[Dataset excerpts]
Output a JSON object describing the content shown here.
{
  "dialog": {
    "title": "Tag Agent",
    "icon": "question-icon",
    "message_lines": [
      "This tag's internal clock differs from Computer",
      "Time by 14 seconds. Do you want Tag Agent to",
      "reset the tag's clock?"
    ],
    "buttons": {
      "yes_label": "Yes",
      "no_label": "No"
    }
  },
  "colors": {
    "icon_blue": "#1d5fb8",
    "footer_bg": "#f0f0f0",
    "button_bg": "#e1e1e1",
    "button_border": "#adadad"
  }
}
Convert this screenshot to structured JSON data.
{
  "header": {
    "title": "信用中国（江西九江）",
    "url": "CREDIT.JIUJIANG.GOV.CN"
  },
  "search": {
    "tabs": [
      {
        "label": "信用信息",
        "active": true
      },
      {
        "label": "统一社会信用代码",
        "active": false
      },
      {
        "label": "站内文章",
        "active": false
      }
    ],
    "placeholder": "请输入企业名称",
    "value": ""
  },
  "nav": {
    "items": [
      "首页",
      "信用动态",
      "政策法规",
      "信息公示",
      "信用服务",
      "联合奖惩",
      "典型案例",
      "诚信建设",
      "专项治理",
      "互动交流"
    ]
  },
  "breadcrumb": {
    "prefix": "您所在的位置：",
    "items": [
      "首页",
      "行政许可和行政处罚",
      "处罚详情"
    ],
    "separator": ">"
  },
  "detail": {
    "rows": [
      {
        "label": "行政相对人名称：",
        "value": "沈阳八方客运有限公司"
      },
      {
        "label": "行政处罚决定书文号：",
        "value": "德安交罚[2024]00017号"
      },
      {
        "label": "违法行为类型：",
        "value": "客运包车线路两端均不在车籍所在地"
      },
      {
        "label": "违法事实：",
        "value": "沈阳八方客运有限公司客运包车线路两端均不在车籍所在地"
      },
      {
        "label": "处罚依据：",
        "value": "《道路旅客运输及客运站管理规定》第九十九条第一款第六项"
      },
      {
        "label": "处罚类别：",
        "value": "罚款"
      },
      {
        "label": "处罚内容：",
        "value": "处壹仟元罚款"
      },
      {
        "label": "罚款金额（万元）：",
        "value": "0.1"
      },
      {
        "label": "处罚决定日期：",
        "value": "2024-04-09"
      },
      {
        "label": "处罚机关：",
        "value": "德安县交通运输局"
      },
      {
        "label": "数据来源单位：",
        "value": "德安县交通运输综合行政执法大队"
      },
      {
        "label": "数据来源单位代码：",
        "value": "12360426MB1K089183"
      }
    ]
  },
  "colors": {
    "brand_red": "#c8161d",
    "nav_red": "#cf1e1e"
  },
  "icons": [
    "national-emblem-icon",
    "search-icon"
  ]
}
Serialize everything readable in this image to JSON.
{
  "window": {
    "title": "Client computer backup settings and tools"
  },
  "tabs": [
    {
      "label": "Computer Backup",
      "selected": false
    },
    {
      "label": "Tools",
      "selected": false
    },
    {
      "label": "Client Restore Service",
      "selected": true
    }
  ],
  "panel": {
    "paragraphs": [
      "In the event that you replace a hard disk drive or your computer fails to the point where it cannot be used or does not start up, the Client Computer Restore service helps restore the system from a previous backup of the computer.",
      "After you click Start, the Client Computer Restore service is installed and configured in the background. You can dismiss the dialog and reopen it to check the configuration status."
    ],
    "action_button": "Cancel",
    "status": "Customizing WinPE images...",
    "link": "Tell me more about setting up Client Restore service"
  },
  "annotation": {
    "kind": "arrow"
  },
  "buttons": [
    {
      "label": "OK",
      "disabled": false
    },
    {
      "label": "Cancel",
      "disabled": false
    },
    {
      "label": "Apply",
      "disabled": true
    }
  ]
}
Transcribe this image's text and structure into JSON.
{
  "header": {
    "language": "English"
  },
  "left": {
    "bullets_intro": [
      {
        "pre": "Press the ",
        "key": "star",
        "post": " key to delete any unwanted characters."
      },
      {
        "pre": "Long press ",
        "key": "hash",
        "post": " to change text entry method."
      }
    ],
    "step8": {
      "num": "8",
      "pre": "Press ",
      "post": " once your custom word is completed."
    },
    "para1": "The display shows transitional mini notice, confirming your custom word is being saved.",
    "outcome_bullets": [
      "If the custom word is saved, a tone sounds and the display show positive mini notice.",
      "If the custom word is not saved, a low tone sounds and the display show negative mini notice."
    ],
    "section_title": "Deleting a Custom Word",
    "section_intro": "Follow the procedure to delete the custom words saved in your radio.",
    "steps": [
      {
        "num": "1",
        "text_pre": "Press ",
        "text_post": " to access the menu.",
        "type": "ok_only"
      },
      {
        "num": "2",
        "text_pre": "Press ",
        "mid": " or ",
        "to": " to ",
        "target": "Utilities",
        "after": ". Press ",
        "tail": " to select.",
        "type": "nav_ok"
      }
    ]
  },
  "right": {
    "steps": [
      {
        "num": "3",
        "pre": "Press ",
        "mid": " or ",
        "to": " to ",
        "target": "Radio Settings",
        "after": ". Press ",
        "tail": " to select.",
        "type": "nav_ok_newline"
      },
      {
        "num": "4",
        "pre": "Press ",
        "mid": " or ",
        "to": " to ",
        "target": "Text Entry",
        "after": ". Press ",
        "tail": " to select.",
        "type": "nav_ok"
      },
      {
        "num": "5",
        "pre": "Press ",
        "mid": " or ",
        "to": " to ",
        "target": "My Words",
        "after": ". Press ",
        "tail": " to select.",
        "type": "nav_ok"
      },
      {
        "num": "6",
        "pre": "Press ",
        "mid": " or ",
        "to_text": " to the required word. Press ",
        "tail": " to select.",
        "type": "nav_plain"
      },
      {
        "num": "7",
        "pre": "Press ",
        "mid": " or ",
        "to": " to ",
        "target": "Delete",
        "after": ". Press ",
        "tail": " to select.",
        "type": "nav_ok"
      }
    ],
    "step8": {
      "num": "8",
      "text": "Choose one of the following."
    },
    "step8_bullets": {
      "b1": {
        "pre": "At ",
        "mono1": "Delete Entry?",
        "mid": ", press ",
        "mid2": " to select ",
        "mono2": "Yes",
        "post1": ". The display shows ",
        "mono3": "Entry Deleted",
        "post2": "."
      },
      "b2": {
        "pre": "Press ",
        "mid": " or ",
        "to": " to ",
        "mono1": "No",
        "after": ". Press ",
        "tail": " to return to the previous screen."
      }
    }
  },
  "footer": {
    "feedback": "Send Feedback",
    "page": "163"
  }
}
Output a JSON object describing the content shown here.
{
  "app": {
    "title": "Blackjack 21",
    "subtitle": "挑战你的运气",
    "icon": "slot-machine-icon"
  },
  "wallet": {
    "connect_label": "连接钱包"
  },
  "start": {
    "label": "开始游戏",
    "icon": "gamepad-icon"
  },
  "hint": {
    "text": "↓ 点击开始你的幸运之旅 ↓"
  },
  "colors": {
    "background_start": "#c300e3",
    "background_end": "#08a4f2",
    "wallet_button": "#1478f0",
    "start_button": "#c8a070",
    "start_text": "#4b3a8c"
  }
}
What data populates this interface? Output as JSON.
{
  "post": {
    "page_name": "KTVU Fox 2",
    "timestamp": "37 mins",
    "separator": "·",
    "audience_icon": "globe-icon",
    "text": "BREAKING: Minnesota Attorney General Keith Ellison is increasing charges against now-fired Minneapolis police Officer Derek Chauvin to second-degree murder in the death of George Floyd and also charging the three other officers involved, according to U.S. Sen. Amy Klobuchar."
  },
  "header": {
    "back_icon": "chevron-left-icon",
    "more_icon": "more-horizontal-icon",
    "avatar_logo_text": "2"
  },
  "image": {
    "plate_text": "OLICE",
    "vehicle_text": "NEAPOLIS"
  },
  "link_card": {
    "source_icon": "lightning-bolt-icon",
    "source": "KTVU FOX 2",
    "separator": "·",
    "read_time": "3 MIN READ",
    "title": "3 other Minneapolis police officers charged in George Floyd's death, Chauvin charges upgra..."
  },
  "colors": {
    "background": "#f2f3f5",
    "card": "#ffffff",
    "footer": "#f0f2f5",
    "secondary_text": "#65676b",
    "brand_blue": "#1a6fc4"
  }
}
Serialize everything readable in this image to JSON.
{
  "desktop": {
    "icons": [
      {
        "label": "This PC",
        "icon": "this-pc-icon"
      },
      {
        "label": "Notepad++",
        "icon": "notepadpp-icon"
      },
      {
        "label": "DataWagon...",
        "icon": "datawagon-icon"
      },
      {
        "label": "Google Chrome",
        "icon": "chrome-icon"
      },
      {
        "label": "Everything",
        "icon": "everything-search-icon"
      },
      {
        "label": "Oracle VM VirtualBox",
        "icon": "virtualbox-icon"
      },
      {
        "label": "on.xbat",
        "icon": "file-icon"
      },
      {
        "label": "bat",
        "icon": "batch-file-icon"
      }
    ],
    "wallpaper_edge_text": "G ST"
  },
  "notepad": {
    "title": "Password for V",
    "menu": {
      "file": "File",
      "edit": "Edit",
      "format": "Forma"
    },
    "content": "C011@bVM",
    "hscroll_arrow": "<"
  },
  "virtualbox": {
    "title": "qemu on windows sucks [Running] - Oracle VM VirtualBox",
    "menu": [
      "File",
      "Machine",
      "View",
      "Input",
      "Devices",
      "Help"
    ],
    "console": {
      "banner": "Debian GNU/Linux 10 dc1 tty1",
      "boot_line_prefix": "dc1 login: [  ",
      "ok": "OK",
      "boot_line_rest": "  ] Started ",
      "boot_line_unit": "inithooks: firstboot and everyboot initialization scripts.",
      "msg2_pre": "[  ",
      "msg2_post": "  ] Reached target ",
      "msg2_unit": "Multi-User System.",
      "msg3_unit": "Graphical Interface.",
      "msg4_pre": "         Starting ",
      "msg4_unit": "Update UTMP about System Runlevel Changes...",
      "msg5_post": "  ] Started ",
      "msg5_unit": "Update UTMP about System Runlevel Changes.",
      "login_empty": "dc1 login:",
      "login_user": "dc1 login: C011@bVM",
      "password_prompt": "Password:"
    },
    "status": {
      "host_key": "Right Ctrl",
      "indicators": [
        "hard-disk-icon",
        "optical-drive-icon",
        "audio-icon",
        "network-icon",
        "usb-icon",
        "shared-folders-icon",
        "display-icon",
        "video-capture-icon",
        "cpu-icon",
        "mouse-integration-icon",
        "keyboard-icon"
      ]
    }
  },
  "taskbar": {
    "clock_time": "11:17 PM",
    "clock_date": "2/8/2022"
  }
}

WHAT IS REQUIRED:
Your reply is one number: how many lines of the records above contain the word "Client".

COMPLETED EXERCISE:
5